→ EXERCISE AIM
Return the data in full, exactly as it was written.

→ DATA EXCERPTS

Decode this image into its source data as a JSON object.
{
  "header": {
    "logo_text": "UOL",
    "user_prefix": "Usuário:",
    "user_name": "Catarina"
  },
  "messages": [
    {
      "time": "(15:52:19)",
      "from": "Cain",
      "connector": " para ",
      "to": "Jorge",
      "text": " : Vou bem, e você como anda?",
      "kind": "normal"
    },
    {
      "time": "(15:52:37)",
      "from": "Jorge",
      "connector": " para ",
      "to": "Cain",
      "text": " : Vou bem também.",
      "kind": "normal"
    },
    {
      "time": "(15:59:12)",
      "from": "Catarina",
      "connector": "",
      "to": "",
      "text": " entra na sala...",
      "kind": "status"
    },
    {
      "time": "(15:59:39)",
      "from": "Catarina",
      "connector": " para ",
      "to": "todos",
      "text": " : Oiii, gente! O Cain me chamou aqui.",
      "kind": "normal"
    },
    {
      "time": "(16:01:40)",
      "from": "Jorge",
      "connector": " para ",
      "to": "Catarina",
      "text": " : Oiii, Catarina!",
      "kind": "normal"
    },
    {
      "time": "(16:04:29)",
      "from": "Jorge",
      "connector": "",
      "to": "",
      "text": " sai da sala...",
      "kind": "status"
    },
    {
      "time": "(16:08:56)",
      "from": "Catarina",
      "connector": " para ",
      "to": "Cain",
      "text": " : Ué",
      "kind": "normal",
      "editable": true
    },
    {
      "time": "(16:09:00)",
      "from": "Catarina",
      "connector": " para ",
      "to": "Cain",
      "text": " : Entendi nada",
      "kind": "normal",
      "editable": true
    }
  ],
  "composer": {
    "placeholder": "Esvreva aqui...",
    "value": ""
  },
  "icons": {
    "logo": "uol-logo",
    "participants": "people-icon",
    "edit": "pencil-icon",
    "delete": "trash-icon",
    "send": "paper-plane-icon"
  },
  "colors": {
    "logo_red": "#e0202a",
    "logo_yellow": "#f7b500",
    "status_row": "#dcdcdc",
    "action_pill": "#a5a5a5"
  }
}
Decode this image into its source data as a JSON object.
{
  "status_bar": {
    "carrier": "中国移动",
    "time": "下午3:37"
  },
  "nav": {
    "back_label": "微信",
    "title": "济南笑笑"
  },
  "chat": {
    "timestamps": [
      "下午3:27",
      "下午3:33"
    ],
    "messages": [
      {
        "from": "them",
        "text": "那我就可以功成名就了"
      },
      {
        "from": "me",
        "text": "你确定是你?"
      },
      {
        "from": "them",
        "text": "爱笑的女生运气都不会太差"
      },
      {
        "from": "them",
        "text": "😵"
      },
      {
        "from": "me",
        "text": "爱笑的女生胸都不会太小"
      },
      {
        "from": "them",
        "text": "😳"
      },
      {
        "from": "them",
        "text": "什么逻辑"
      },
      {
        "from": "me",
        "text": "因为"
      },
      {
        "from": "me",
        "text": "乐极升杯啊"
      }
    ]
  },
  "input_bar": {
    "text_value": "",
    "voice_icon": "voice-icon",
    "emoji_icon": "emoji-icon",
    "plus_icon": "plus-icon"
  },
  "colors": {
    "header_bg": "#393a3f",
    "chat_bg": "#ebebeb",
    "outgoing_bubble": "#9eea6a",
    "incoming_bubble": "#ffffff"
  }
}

→ SOLUTION FOR THIS TASK
Decode this image into its source data as a JSON object.
{
  "header": {
    "logo_text": "UOL",
    "user_prefix": "Usuário:",
    "user_name": "Catarina"
  },
  "messages": [
    {
      "time": "(15:52:19)",
      "from": "Cain",
      "connector": " para ",
      "to": "Jorge",
      "text": " : Vou bem, e você como anda?",
      "kind": "normal"
    },
    {
      "time": "(15:52:37)",
      "from": "Jorge",
      "connector": " para ",
      "to": "Cain",
      "text": " : Vou bem também.",
      "kind": "normal"
    },
    {
      "time": "(15:59:12)",
      "from": "Catarina",
      "connector": "",
      "to": "",
      "text": " entra na sala...",
      "kind": "status"
    },
    {
      "time": "(15:59:39)",
      "from": "Catarina",
      "connector": " para ",
      "to": "todos",
      "text": " : Oiii, gente! O Cain me chamou aqui.",
      "kind": "normal"
    },
    {
      "time": "(16:01:40)",
      "from": "Jorge",
      "connector": " para ",
      "to": "Catarina",
      "text": " : Oiii, Catarina!",
      "kind": "normal"
    },
    {
      "time": "(16:04:29)",
      "from": "Jorge",
      "connector": "",
      "to": "",
      "text": " sai da sala...",
      "kind": "status"
    },
    {
      "time": "(16:08:56)",
      "from": "Catarina",
      "connector": " para ",
      "to": "Cain",
      "text": " : Ué",
      "kind": "normal",
      "editable": true
    },
    {
      "time": "(16:09:00)",
      "from": "Catarina",
      "connector": " para ",
      "to": "Cain",
      "text": " : Entendi nada",
      "kind": "normal",
      "editable": true
    }
  ],
  "composer": {
    "placeholder": "Esvreva aqui...",
    "value": ""
  },
  "icons": {
    "logo": "uol-logo",
    "participants": "people-icon",
    "edit": "pencil-icon",
    "delete": "trash-icon",
    "send": "paper-plane-icon"
  },
  "colors": {
    "logo_red": "#e0202a",
    "logo_yellow": "#f7b500",
    "status_row": "#dcdcdc",
    "action_pill": "#a5a5a5"
  }
}
Decode this image into its source data as a JSON object.
{
  "status_bar": {
    "carrier": "中国移动",
    "time": "下午3:37"
  },
  "nav": {
    "back_label": "微信",
    "title": "济南笑笑"
  },
  "chat": {
    "timestamps": [
      "下午3:27",
      "下午3:33"
    ],
    "messages": [
      {
        "from": "them",
        "text": "那我就可以功成名就了"
      },
      {
        "from": "me",
        "text": "你确定是你?"
      },
      {
        "from": "them",
        "text": "爱笑的女生运气都不会太差"
      },
      {
        "from": "them",
        "text": "😵"
      },
      {
        "from": "me",
        "text": "爱笑的女生胸都不会太小"
      },
      {
        "from": "them",
        "text": "😳"
      },
      {
        "from": "them",
        "text": "什么逻辑"
      },
      {
        "from": "me",
        "text": "因为"
      },
      {
        "from": "me",
        "text": "乐极升杯啊"
      }
    ]
  },
  "input_bar": {
    "text_value": "",
    "voice_icon": "voice-icon",
    "emoji_icon": "emoji-icon",
    "plus_icon": "plus-icon"
  },
  "colors": {
    "header_bg": "#393a3f",
    "chat_bg": "#ebebeb",
    "outgoing_bubble": "#9eea6a",
    "incoming_bubble": "#ffffff"
  }
}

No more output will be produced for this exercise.